‘To Vary the Timehonoured Adage’: Ulysses and the Proverb

Matthew Creasy

in English: Journal of the English Association

Volume 57, issue 217, pages 65-81
Published in print January 2008 | ISSN: 0013-8215
Published online January 2008 | e-ISSN: 1756-1124 | DOI: https://dx.doi.org/10.1093/english/efn008
‘To Vary the Timehonoured Adage’: Ulysses and the Proverb

More Like This

Show all results sharing these subjects:

  • Literary Studies (Postcolonial Literature)
  • Literary Studies (American)
  • Literary Studies (British and Irish)

GO

Show Summary Details

Preview

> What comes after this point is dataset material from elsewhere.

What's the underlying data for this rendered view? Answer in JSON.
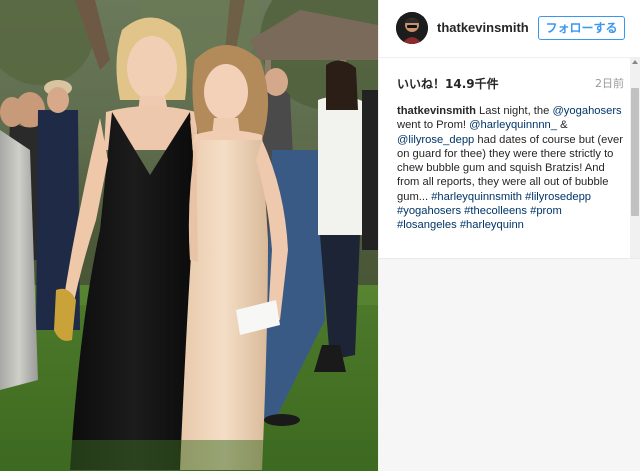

Ulysses contains over 130 locutions from the Oxford Dictionary of English Proverbs, but this abundance of proverbial sayings and familiar sayings has received relatively little direct critical attention. This essay examines the importance of proverbs to Ulysses, paying particular attention to Joyce's repeated habit of varying or adapting the form of the proverbs he quotes. These alterations have, it is argued, significant implications for our understanding of the proverb as a form and Ulysses itself. By misquoting and misattributing proverbs from a variety of literary and non-literary sources, Joyce raises important questions about linguistic agency, about the distinctions between high literature and low popular culture and about the politics of literature in Ireland. The authorship of proverbs, their relation to individual utterance and collective wisdom is shown to be as complex and richly ambiguous as Joyce's stylistic achievement.

Journal Article.  6731 words. 

Subjects: Literary Studies (Postcolonial Literature) ; Literary Studies (American) ; Literary Studies (British and Irish)

Full text: subscription required

How to subscribe Recommend to my Librarian

Users without a subscription are not able to see the full content. Please, subscribe or login to access all content. subscribe or login to access all content.